Interest in understanding the impact of AMR on livestock has surged. Evidence suggests that controlling AMR in dairy, livestock, poultry production, and aquaculture is imperative, as food-producing animals serve as primary reservoirs for zoonotic diseases. The rise of AMR can compromise the effectiveness of existing antimicrobials, leading to increased treatment failures, heightened infection severity, and a greater reliance on potentially more costly or riskier alternatives. Inappropriate antimicrobial usage creates an environment conducive to the survival of resistant bacterial strains and the transmission of resistance genes. Additionally, food-producing animals exposed to antimicrobials can develop resistance to these therapeutic agents.

Efforts to combat AMR demand further research to support the implementation of comprehensive One Health strategies, interventions, and policies across diverse settings. Such research outcomes will bolster national and regional endeavours aimed at addressing AMR effectively.

The project

The focus of this work is on understanding the economics of AMR and antimicrobial use in livestock.

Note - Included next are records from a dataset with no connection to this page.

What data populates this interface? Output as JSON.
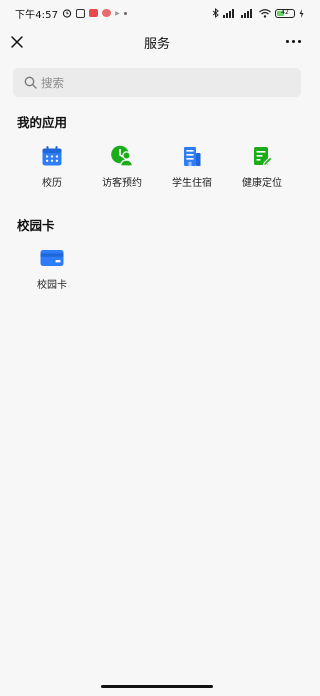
{
  "status_bar": {
    "time": "下午4:57",
    "battery_percent": 42,
    "battery_label": "42"
  },
  "header": {
    "title": "服务"
  },
  "search": {
    "placeholder": "搜索"
  },
  "sections": {
    "my_apps": {
      "title": "我的应用",
      "items": [
        {
          "label": "校历",
          "icon": "calendar-icon",
          "color": "#2e7cf6"
        },
        {
          "label": "访客预约",
          "icon": "visitor-icon",
          "color": "#1aad19"
        },
        {
          "label": "学生住宿",
          "icon": "dorm-building-icon",
          "color": "#2e7cf6"
        },
        {
          "label": "健康定位",
          "icon": "health-edit-icon",
          "color": "#1aad19"
        }
      ]
    },
    "campus_card": {
      "title": "校园卡",
      "items": [
        {
          "label": "校园卡",
          "icon": "card-icon",
          "color": "#2e7cf6"
        }
      ]
    }
  }
}
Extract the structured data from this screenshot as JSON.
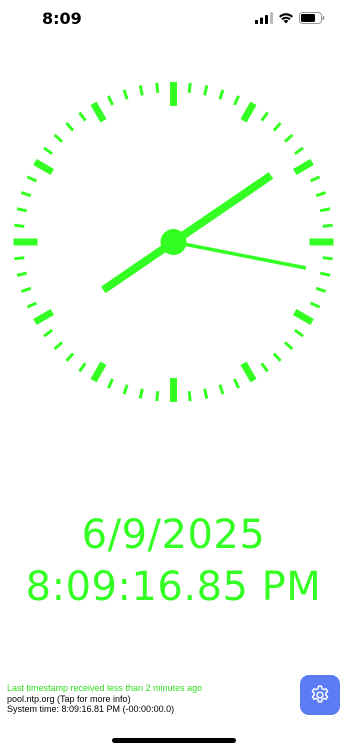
{
  "status_bar": {
    "time": "8:09",
    "icons": [
      "cellular-signal-icon",
      "wifi-icon",
      "battery-icon"
    ]
  },
  "clock": {
    "hours": 8,
    "minutes": 9,
    "seconds": 16.85,
    "color": "#33ff22"
  },
  "display": {
    "date": "6/9/2025",
    "time": "8:09:16.85 PM"
  },
  "footer": {
    "last_timestamp": "Last timestamp received less than 2 minutes ago",
    "server": "pool.ntp.org (Tap for more info)",
    "system_time": "System time: 8:09:16.81 PM (-00:00:00.0)"
  },
  "settings": {
    "icon": "gear-icon",
    "color": "#5b7cf2"
  }
}
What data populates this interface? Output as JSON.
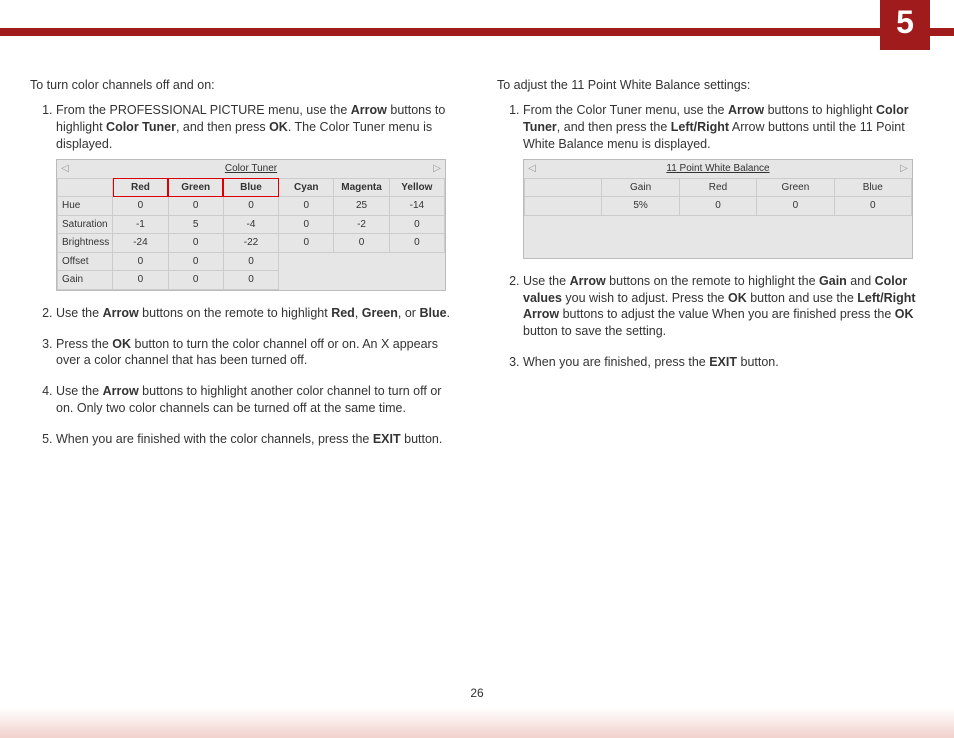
{
  "chapter": "5",
  "page_number": "26",
  "left": {
    "intro": "To turn color channels off and on:",
    "step1_a": "From the PROFESSIONAL PICTURE menu, use the ",
    "step1_b": "Arrow",
    "step1_c": " buttons to highlight ",
    "step1_d": "Color Tuner",
    "step1_e": ", and then press ",
    "step1_f": "OK",
    "step1_g": ". The Color Tuner menu is displayed.",
    "step2_a": "Use the ",
    "step2_b": "Arrow",
    "step2_c": " buttons on the remote to highlight ",
    "step2_d": "Red",
    "step2_e": ", ",
    "step2_f": "Green",
    "step2_g": ", or ",
    "step2_h": "Blue",
    "step2_i": ".",
    "step3_a": "Press the ",
    "step3_b": "OK",
    "step3_c": "  button to turn the color channel off or on. An X appears over a color channel that has been turned off.",
    "step4_a": "Use the ",
    "step4_b": "Arrow",
    "step4_c": " buttons to highlight another color channel to turn off or on. Only two color channels can be turned off at the same time.",
    "step5_a": "When you are finished with the color channels, press the ",
    "step5_b": "EXIT",
    "step5_c": " button."
  },
  "right": {
    "intro": "To adjust the 11 Point White Balance settings:",
    "step1_a": "From the Color Tuner menu, use the ",
    "step1_b": "Arrow",
    "step1_c": " buttons to highlight ",
    "step1_d": "Color Tuner",
    "step1_e": ", and then press the ",
    "step1_f": "Left/Right",
    "step1_g": " Arrow buttons until the 11 Point White Balance menu is displayed.",
    "step2_a": "Use the ",
    "step2_b": "Arrow",
    "step2_c": " buttons on the remote to highlight the ",
    "step2_d": "Gain",
    "step2_e": " and ",
    "step2_f": "Color values",
    "step2_g": " you wish to adjust. Press the ",
    "step2_h": "OK",
    "step2_i": "  button and use the ",
    "step2_j": "Left/Right Arrow",
    "step2_k": " buttons to adjust the value When you are finished press the ",
    "step2_l": "OK",
    "step2_m": " button to save the setting.",
    "step3_a": "When you are finished, press the ",
    "step3_b": "EXIT",
    "step3_c": " button."
  },
  "tuner": {
    "title": "Color Tuner",
    "arrow_left": "◁",
    "arrow_right": "▷",
    "cols": {
      "red": "Red",
      "green": "Green",
      "blue": "Blue",
      "cyan": "Cyan",
      "magenta": "Magenta",
      "yellow": "Yellow"
    },
    "rows": {
      "hue": {
        "label": "Hue",
        "red": "0",
        "green": "0",
        "blue": "0",
        "cyan": "0",
        "magenta": "25",
        "yellow": "-14"
      },
      "saturation": {
        "label": "Saturation",
        "red": "-1",
        "green": "5",
        "blue": "-4",
        "cyan": "0",
        "magenta": "-2",
        "yellow": "0"
      },
      "brightness": {
        "label": "Brightness",
        "red": "-24",
        "green": "0",
        "blue": "-22",
        "cyan": "0",
        "magenta": "0",
        "yellow": "0"
      },
      "offset": {
        "label": "Offset",
        "red": "0",
        "green": "0",
        "blue": "0"
      },
      "gain": {
        "label": "Gain",
        "red": "0",
        "green": "0",
        "blue": "0"
      }
    }
  },
  "wb": {
    "title": "11 Point White Balance",
    "arrow_left": "◁",
    "arrow_right": "▷",
    "cols": {
      "gain": "Gain",
      "red": "Red",
      "green": "Green",
      "blue": "Blue"
    },
    "row": {
      "gain": "5%",
      "red": "0",
      "green": "0",
      "blue": "0"
    }
  }
}
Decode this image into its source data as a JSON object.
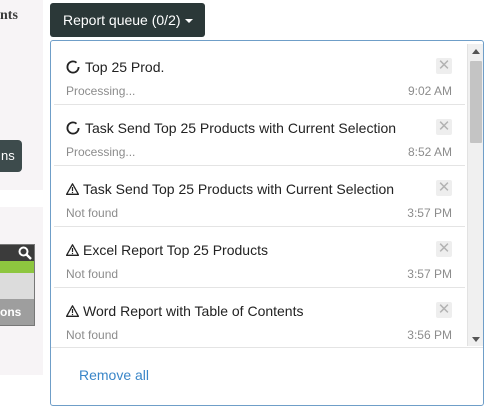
{
  "background": {
    "heading_fragment": "nts",
    "button_fragment": "ns",
    "table_footer_fragment": "ons"
  },
  "queue_button": {
    "label": "Report queue (0/2)"
  },
  "items": [
    {
      "icon": "spinner-icon",
      "title": "Top 25 Prod.",
      "status": "Processing...",
      "time": "9:02 AM"
    },
    {
      "icon": "spinner-icon",
      "title": "Task Send Top 25 Products with Current Selection",
      "status": "Processing...",
      "time": "8:52 AM"
    },
    {
      "icon": "warning-icon",
      "title": "Task Send Top 25 Products with Current Selection",
      "status": "Not found",
      "time": "3:57 PM"
    },
    {
      "icon": "warning-icon",
      "title": "Excel Report Top 25 Products",
      "status": "Not found",
      "time": "3:57 PM"
    },
    {
      "icon": "warning-icon",
      "title": "Word Report with Table of Contents",
      "status": "Not found",
      "time": "3:56 PM"
    }
  ],
  "footer": {
    "remove_all_label": "Remove all"
  },
  "colors": {
    "button_bg": "#2b3838",
    "panel_border": "#6f9ec8",
    "link": "#3a86c8",
    "accent_green": "#8dc63f"
  }
}
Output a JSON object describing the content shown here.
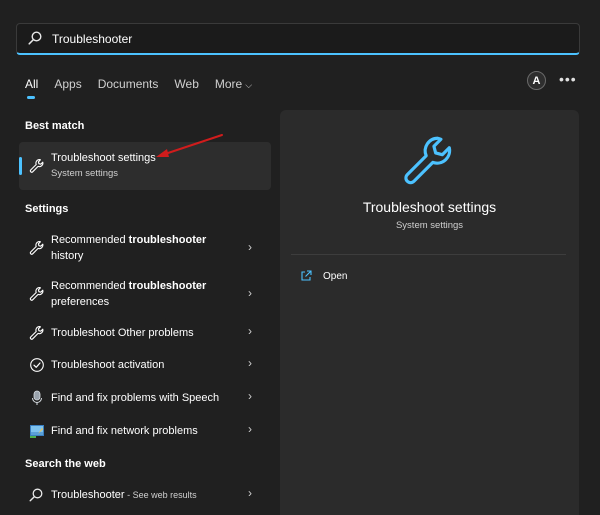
{
  "search": {
    "value": "Troubleshooter",
    "placeholder": ""
  },
  "tabs": [
    {
      "label": "All"
    },
    {
      "label": "Apps"
    },
    {
      "label": "Documents"
    },
    {
      "label": "Web"
    },
    {
      "label": "More"
    }
  ],
  "account": {
    "initial": "A"
  },
  "more_menu": "•••",
  "best_match": {
    "section_title": "Best match",
    "title": "Troubleshoot settings",
    "subtitle": "System settings"
  },
  "settings": {
    "section_title": "Settings",
    "items": [
      {
        "pre": "Recommended ",
        "bold": "troubleshooter",
        "line2": "history",
        "icon": "wrench-icon"
      },
      {
        "pre": "Recommended ",
        "bold": "troubleshooter",
        "line2": "preferences",
        "icon": "wrench-icon"
      },
      {
        "label": "Troubleshoot Other problems",
        "icon": "wrench-icon"
      },
      {
        "label": "Troubleshoot activation",
        "icon": "check-circle-icon"
      },
      {
        "label": "Find and fix problems with Speech",
        "icon": "microphone-icon"
      },
      {
        "label": "Find and fix network problems",
        "icon": "network-icon"
      }
    ]
  },
  "web": {
    "section_title": "Search the web",
    "query": "Troubleshooter",
    "suffix": " - See web results"
  },
  "detail": {
    "title": "Troubleshoot settings",
    "subtitle": "System settings",
    "action_open": "Open"
  },
  "colors": {
    "accent": "#4cc2ff",
    "background": "#202020",
    "panel": "#2b2b2b",
    "annotation_arrow": "#d01c1c"
  }
}
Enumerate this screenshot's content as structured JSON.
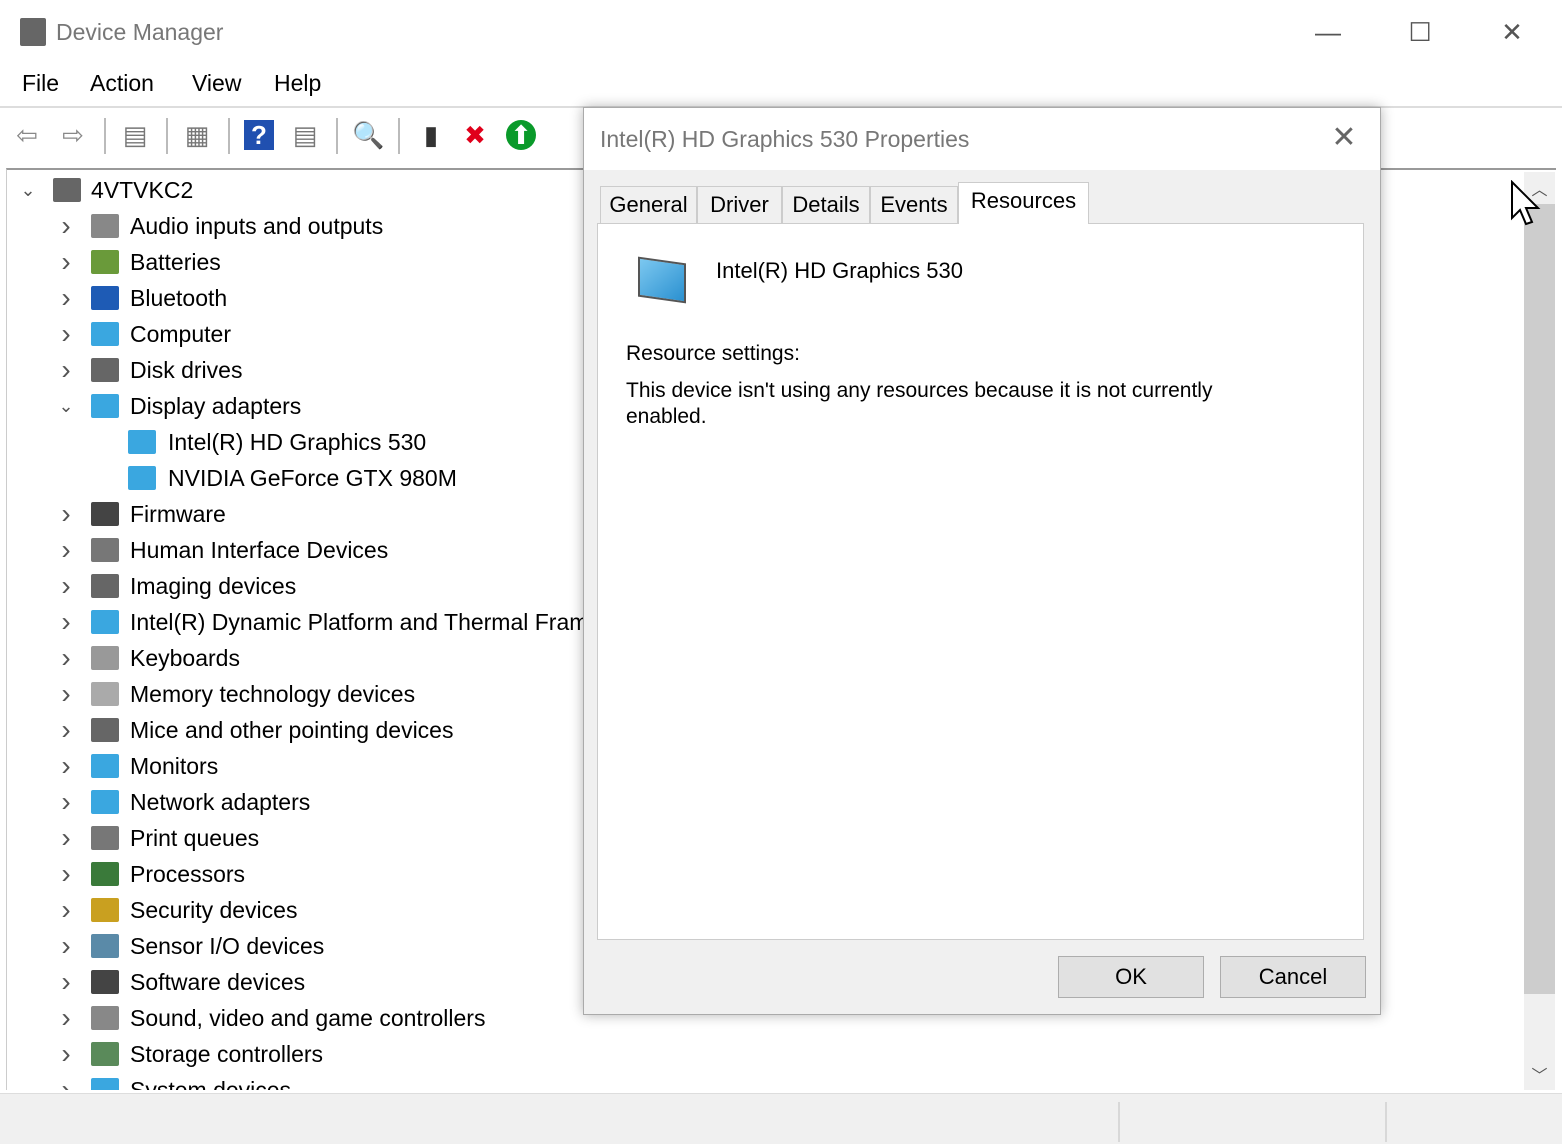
{
  "window": {
    "title": "Device Manager",
    "minimize": "—",
    "maximize": "☐",
    "close": "✕"
  },
  "menu": [
    "File",
    "Action",
    "View",
    "Help"
  ],
  "toolbar": [
    {
      "name": "back-icon",
      "glyph": "⇦",
      "color": "#888"
    },
    {
      "name": "forward-icon",
      "glyph": "⇨",
      "color": "#888"
    },
    {
      "name": "show-hide-console-tree-icon",
      "glyph": "▤",
      "color": "#777"
    },
    {
      "name": "properties-icon",
      "glyph": "▦",
      "color": "#777"
    },
    {
      "name": "help-icon",
      "glyph": "?",
      "color": "#fff"
    },
    {
      "name": "show-action-pane-icon",
      "glyph": "▤",
      "color": "#777"
    },
    {
      "name": "scan-hardware-icon",
      "glyph": "🔍",
      "color": "#3399dd"
    },
    {
      "name": "update-driver-icon",
      "glyph": "▮",
      "color": "#333"
    },
    {
      "name": "uninstall-device-icon",
      "glyph": "✖",
      "color": "#e0001b"
    },
    {
      "name": "enable-device-icon",
      "glyph": "⬆",
      "color": "#fff"
    }
  ],
  "tree": {
    "root": "4VTVKC2",
    "items": [
      {
        "label": "Audio inputs and outputs",
        "color": "#888"
      },
      {
        "label": "Batteries",
        "color": "#6a9a3a"
      },
      {
        "label": "Bluetooth",
        "color": "#1e5bb5"
      },
      {
        "label": "Computer",
        "color": "#3aa7e0"
      },
      {
        "label": "Disk drives",
        "color": "#666"
      },
      {
        "label": "Display adapters",
        "color": "#3aa7e0",
        "expanded": true,
        "children": [
          {
            "label": "Intel(R) HD Graphics 530"
          },
          {
            "label": "NVIDIA GeForce GTX 980M"
          }
        ]
      },
      {
        "label": "Firmware",
        "color": "#444"
      },
      {
        "label": "Human Interface Devices",
        "color": "#777"
      },
      {
        "label": "Imaging devices",
        "color": "#666"
      },
      {
        "label": "Intel(R) Dynamic Platform and Thermal Framework",
        "color": "#3aa7e0"
      },
      {
        "label": "Keyboards",
        "color": "#999"
      },
      {
        "label": "Memory technology devices",
        "color": "#aaa"
      },
      {
        "label": "Mice and other pointing devices",
        "color": "#666"
      },
      {
        "label": "Monitors",
        "color": "#3aa7e0"
      },
      {
        "label": "Network adapters",
        "color": "#3aa7e0"
      },
      {
        "label": "Print queues",
        "color": "#777"
      },
      {
        "label": "Processors",
        "color": "#3a7a3a"
      },
      {
        "label": "Security devices",
        "color": "#c9a020"
      },
      {
        "label": "Sensor I/O devices",
        "color": "#5a8aa8"
      },
      {
        "label": "Software devices",
        "color": "#444"
      },
      {
        "label": "Sound, video and game controllers",
        "color": "#888"
      },
      {
        "label": "Storage controllers",
        "color": "#5a8a5a"
      },
      {
        "label": "System devices",
        "color": "#3aa7e0"
      }
    ]
  },
  "dialog": {
    "title": "Intel(R) HD Graphics 530 Properties",
    "close": "✕",
    "tabs": [
      "General",
      "Driver",
      "Details",
      "Events",
      "Resources"
    ],
    "active_tab": "Resources",
    "device_name": "Intel(R) HD Graphics 530",
    "resource_settings_label": "Resource settings:",
    "message": "This device isn't using any resources because it is not currently enabled.",
    "ok": "OK",
    "cancel": "Cancel"
  }
}
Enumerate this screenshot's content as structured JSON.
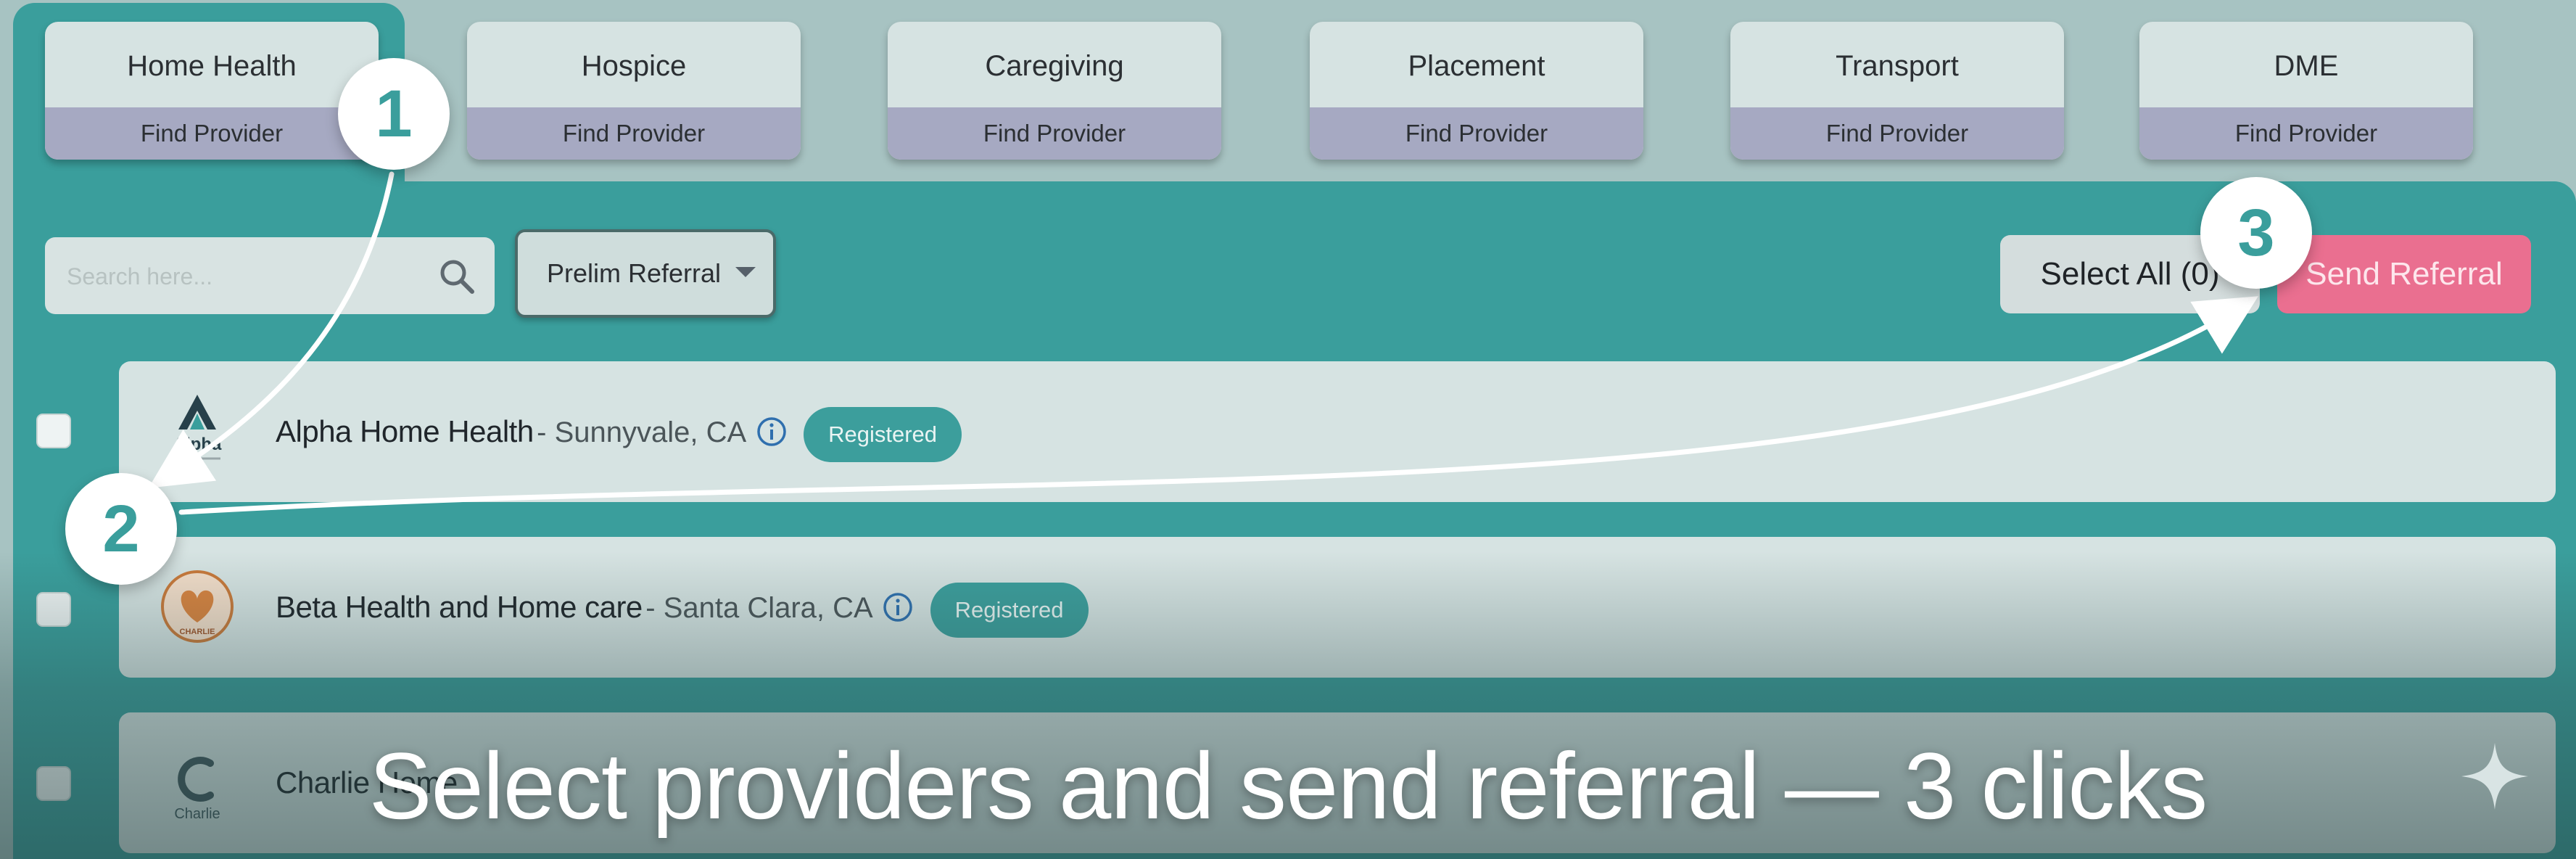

To address these key objectives, we will undertake a mix of different research methods including literature reviews, expert interviews and mathematical modelling.

The modelling work will generate new evidence on the economic pathways and burden of AMR in the food animal production, whilst the literature scoping exercise will provide broad insights on:

  • The mechanisms of AMR in livestock
  • The transmission between livestock and humans
  • The current practices around antimicrobial use
  • The perceived threat and benefit of antimicrobial use and AMR in the livestock community
  • The value and feasibility of interventions to mitigate the effects of AMR and prevent antimicrobial use.

Economic impact is considered through the lens of consumer welfare, GDP, changes in tax income, household income and trade (see figure below).

Birmingham City University (BCU)’s role

BCU is developing a dynamic, multi-region, computable general equilibrium (DCGE) model which is integrated into RAND Europe’s micro-founded Dynamic Disease Transmission Model (DTM). Together, we simulate various animal AMR scenarios that alter the productivity of three live animal sectors: (i) Bovine cattle, sheep and goats, (ii) Other animal products – mainly swine, poultry, eggs of hens, etc., and (iii) Raw milk.

The figure below is a simplified illustration of our DCGE model. It depicts the interactions between production sectors (e.g., agricultural, industrial and services sectors) with households, through factor and product markets, and international trade. Not shown here, the model also includes government services and investment.


A final report will be available soon and subsequent academic papers.

See our previous research on AMR:

See some previous health research at BCU: